» **TASK OBJECTIVE**: Search the records for the word "ScriptRunBehaviourUpdate" and copy every line in which it occurs.

(Dataset rows describing interfaces)
——

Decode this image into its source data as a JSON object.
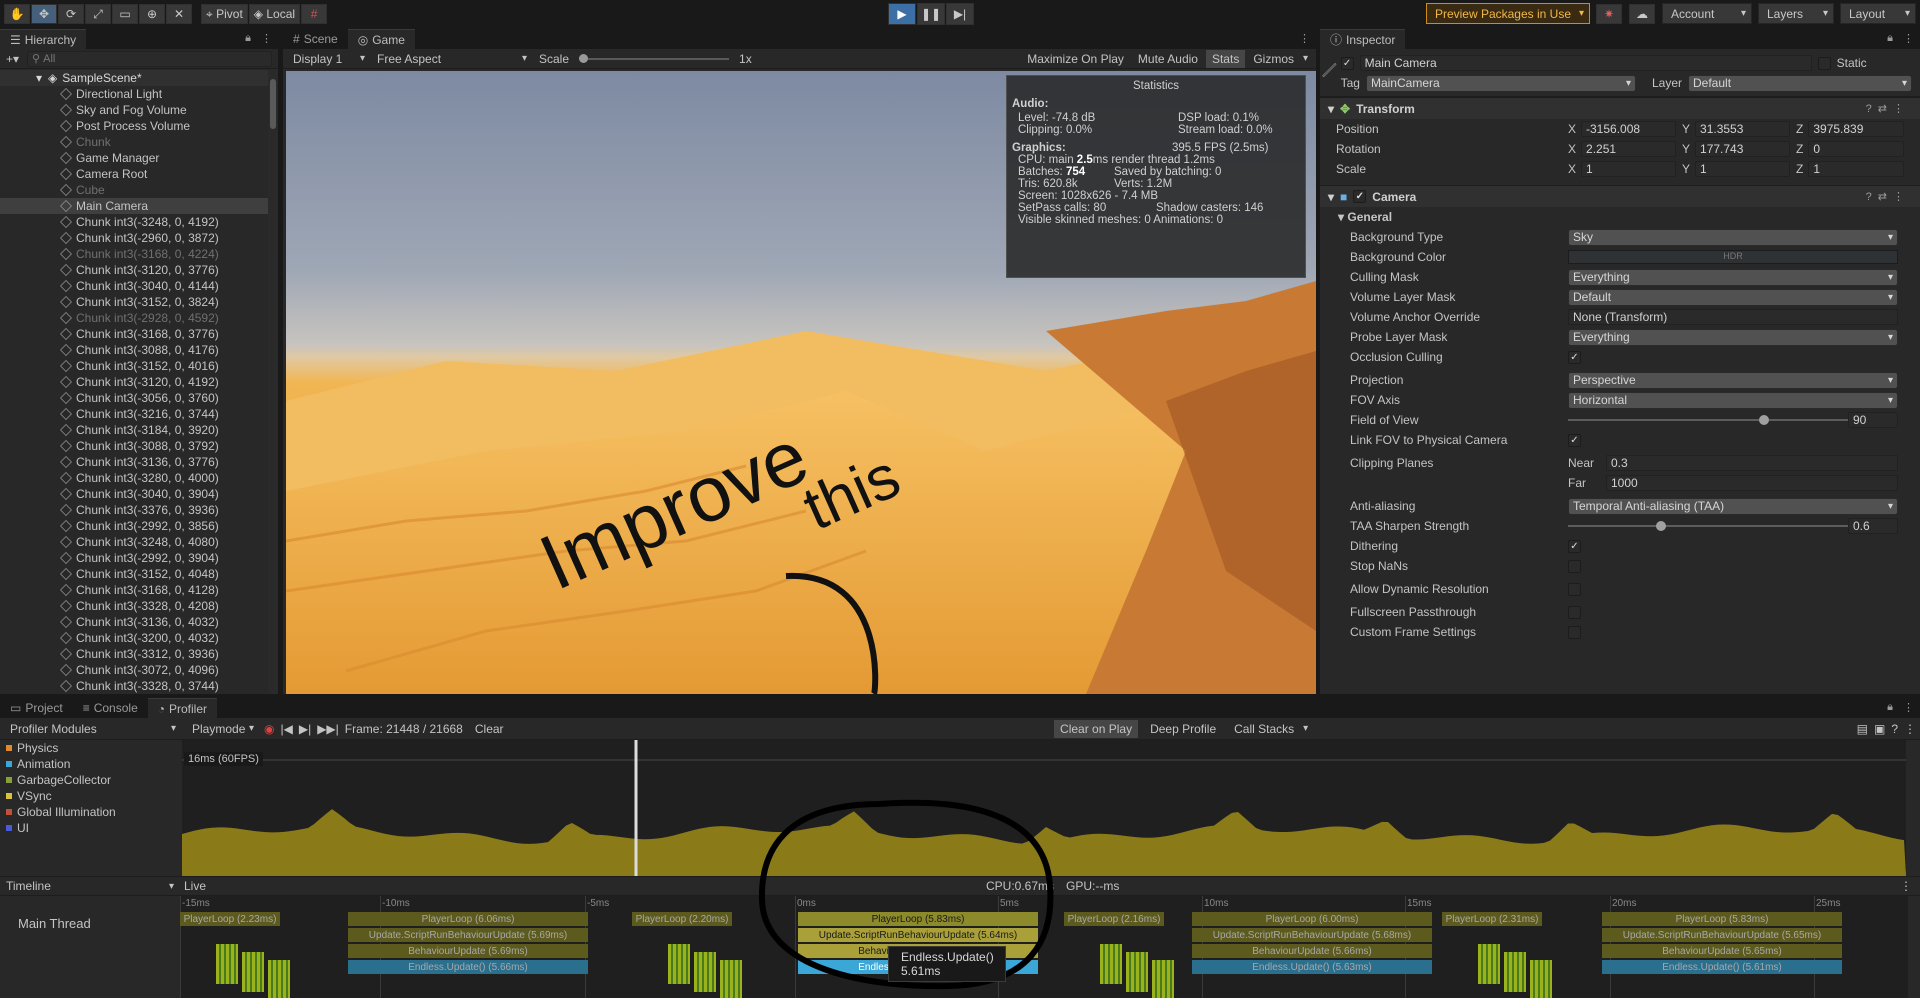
{
  "toolbar": {
    "pivot": "Pivot",
    "local": "Local",
    "preview": "Preview Packages in Use",
    "account": "Account",
    "layers": "Layers",
    "layout": "Layout"
  },
  "hierarchy": {
    "tab": "Hierarchy",
    "search_placeholder": "All",
    "scene": "SampleScene*",
    "items": [
      {
        "label": "Directional Light",
        "dim": false
      },
      {
        "label": "Sky and Fog Volume",
        "dim": false
      },
      {
        "label": "Post Process Volume",
        "dim": false
      },
      {
        "label": "Chunk",
        "dim": true
      },
      {
        "label": "Game Manager",
        "dim": false
      },
      {
        "label": "Camera Root",
        "dim": false
      },
      {
        "label": "Cube",
        "dim": true
      },
      {
        "label": "Main Camera",
        "dim": false,
        "selected": true
      },
      {
        "label": "Chunk int3(-3248, 0, 4192)",
        "dim": false
      },
      {
        "label": "Chunk int3(-2960, 0, 3872)",
        "dim": false
      },
      {
        "label": "Chunk int3(-3168, 0, 4224)",
        "dim": true
      },
      {
        "label": "Chunk int3(-3120, 0, 3776)",
        "dim": false
      },
      {
        "label": "Chunk int3(-3040, 0, 4144)",
        "dim": false
      },
      {
        "label": "Chunk int3(-3152, 0, 3824)",
        "dim": false
      },
      {
        "label": "Chunk int3(-2928, 0, 4592)",
        "dim": true
      },
      {
        "label": "Chunk int3(-3168, 0, 3776)",
        "dim": false
      },
      {
        "label": "Chunk int3(-3088, 0, 4176)",
        "dim": false
      },
      {
        "label": "Chunk int3(-3152, 0, 4016)",
        "dim": false
      },
      {
        "label": "Chunk int3(-3120, 0, 4192)",
        "dim": false
      },
      {
        "label": "Chunk int3(-3056, 0, 3760)",
        "dim": false
      },
      {
        "label": "Chunk int3(-3216, 0, 3744)",
        "dim": false
      },
      {
        "label": "Chunk int3(-3184, 0, 3920)",
        "dim": false
      },
      {
        "label": "Chunk int3(-3088, 0, 3792)",
        "dim": false
      },
      {
        "label": "Chunk int3(-3136, 0, 3776)",
        "dim": false
      },
      {
        "label": "Chunk int3(-3280, 0, 4000)",
        "dim": false
      },
      {
        "label": "Chunk int3(-3040, 0, 3904)",
        "dim": false
      },
      {
        "label": "Chunk int3(-3376, 0, 3936)",
        "dim": false
      },
      {
        "label": "Chunk int3(-2992, 0, 3856)",
        "dim": false
      },
      {
        "label": "Chunk int3(-3248, 0, 4080)",
        "dim": false
      },
      {
        "label": "Chunk int3(-2992, 0, 3904)",
        "dim": false
      },
      {
        "label": "Chunk int3(-3152, 0, 4048)",
        "dim": false
      },
      {
        "label": "Chunk int3(-3168, 0, 4128)",
        "dim": false
      },
      {
        "label": "Chunk int3(-3328, 0, 4208)",
        "dim": false
      },
      {
        "label": "Chunk int3(-3136, 0, 4032)",
        "dim": false
      },
      {
        "label": "Chunk int3(-3200, 0, 4032)",
        "dim": false
      },
      {
        "label": "Chunk int3(-3312, 0, 3936)",
        "dim": false
      },
      {
        "label": "Chunk int3(-3072, 0, 4096)",
        "dim": false
      },
      {
        "label": "Chunk int3(-3328, 0, 3744)",
        "dim": false
      }
    ]
  },
  "game": {
    "tab_scene": "Scene",
    "tab_game": "Game",
    "display": "Display 1",
    "aspect": "Free Aspect",
    "scale_label": "Scale",
    "scale_value": "1x",
    "maximize": "Maximize On Play",
    "mute": "Mute Audio",
    "stats": "Stats",
    "gizmos": "Gizmos",
    "annotation_1": "Improve",
    "annotation_2": "this"
  },
  "stats": {
    "title": "Statistics",
    "audio": "Audio:",
    "level": "Level: -74.8 dB",
    "dsp": "DSP load: 0.1%",
    "clipping": "Clipping: 0.0%",
    "stream": "Stream load: 0.0%",
    "graphics": "Graphics:",
    "fps": "395.5 FPS (2.5ms)",
    "cpu_pre": "CPU: main ",
    "cpu_main": "2.5",
    "cpu_post": "ms  render thread 1.2ms",
    "batches_pre": "Batches: ",
    "batches": "754",
    "batching": "Saved by batching: 0",
    "tris": "Tris: 620.8k",
    "verts": "Verts: 1.2M",
    "screen": "Screen: 1028x626 - 7.4 MB",
    "setpass": "SetPass calls: 80",
    "shadow": "Shadow casters: 146",
    "skinned": "Visible skinned meshes: 0  Animations: 0"
  },
  "inspector": {
    "tab": "Inspector",
    "object": "Main Camera",
    "static": "Static",
    "tag_label": "Tag",
    "tag": "MainCamera",
    "layer_label": "Layer",
    "layer": "Default",
    "transform": "Transform",
    "position": "Position",
    "rotation": "Rotation",
    "scale": "Scale",
    "pos": [
      "-3156.008",
      "31.3553",
      "3975.839"
    ],
    "rot": [
      "2.251",
      "177.743",
      "0"
    ],
    "scl": [
      "1",
      "1",
      "1"
    ],
    "camera": "Camera",
    "general": "General",
    "bg_type_label": "Background Type",
    "bg_type": "Sky",
    "bg_color_label": "Background Color",
    "hdr": "HDR",
    "culling_label": "Culling Mask",
    "culling": "Everything",
    "vlm_label": "Volume Layer Mask",
    "vlm": "Default",
    "vao_label": "Volume Anchor Override",
    "vao": "None (Transform)",
    "plm_label": "Probe Layer Mask",
    "plm": "Everything",
    "occ_label": "Occlusion Culling",
    "proj_label": "Projection",
    "proj": "Perspective",
    "fovaxis_label": "FOV Axis",
    "fovaxis": "Horizontal",
    "fov_label": "Field of View",
    "fov": "90",
    "fov_fraction": 0.65,
    "link_label": "Link FOV to Physical Camera",
    "clip_label": "Clipping Planes",
    "near_label": "Near",
    "near": "0.3",
    "far_label": "Far",
    "far": "1000",
    "aa_label": "Anti-aliasing",
    "aa": "Temporal Anti-aliasing (TAA)",
    "taa_label": "TAA Sharpen Strength",
    "taa": "0.6",
    "taa_fraction": 0.3,
    "dither_label": "Dithering",
    "nans_label": "Stop NaNs",
    "dyn_label": "Allow Dynamic Resolution",
    "full_label": "Fullscreen Passthrough",
    "custom_label": "Custom Frame Settings"
  },
  "profiler": {
    "tab_project": "Project",
    "tab_console": "Console",
    "tab_profiler": "Profiler",
    "modules": "Profiler Modules",
    "playmode": "Playmode",
    "frame": "Frame: 21448 / 21668",
    "clear": "Clear",
    "clear_on_play": "Clear on Play",
    "deep": "Deep Profile",
    "callstacks": "Call Stacks",
    "mods": [
      {
        "name": "Physics",
        "color": "#e08a2c"
      },
      {
        "name": "Animation",
        "color": "#3aa7d6"
      },
      {
        "name": "GarbageCollector",
        "color": "#86a238"
      },
      {
        "name": "VSync",
        "color": "#d8c23c"
      },
      {
        "name": "Global Illumination",
        "color": "#c0503a"
      },
      {
        "name": "UI",
        "color": "#4a5ad8"
      }
    ],
    "fps_marker": "16ms (60FPS)",
    "timeline": "Timeline",
    "live": "Live",
    "cpu": "CPU:0.67ms",
    "gpu": "GPU:--ms",
    "main_thread": "Main Thread",
    "ticks": [
      "-15ms",
      "-10ms",
      "-5ms",
      "0ms",
      "5ms",
      "10ms",
      "15ms",
      "20ms",
      "25ms"
    ],
    "frames": [
      {
        "pl": "PlayerLoop (6.06ms)",
        "up": "Update.ScriptRunBehaviourUpdate (5.69ms)",
        "bu": "BehaviourUpdate (5.69ms)",
        "eu": "Endless.Update() (5.66ms)"
      },
      {
        "pl": "PlayerLoop (5.83ms)",
        "up": "Update.ScriptRunBehaviourUpdate (5.64ms)",
        "bu": "BehaviourUpdate (5.64ms)",
        "eu": "Endless.Update() (5.61ms)"
      },
      {
        "pl": "PlayerLoop (6.00ms)",
        "up": "Update.ScriptRunBehaviourUpdate (5.68ms)",
        "bu": "BehaviourUpdate (5.66ms)",
        "eu": "Endless.Update() (5.63ms)"
      },
      {
        "pl": "PlayerLoop (5.83ms)",
        "up": "Update.ScriptRunBehaviourUpdate (5.65ms)",
        "bu": "BehaviourUpdate (5.65ms)",
        "eu": "Endless.Update() (5.61ms)"
      }
    ],
    "small": [
      "PlayerLoop (2.23ms)",
      "PlayerLoop (2.20ms)",
      "PlayerLoop (2.16ms)",
      "PlayerLoop (2.31ms)"
    ],
    "tooltip_name": "Endless.Update()",
    "tooltip_time": "5.61ms"
  }
}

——

» **SOLUTION TO THE PROBLEM**:
        "up": "Update.ScriptRunBehaviourUpdate (5.69ms)",
        "up": "Update.ScriptRunBehaviourUpdate (5.64ms)",
        "up": "Update.ScriptRunBehaviourUpdate (5.68ms)",
        "up": "Update.ScriptRunBehaviourUpdate (5.65ms)",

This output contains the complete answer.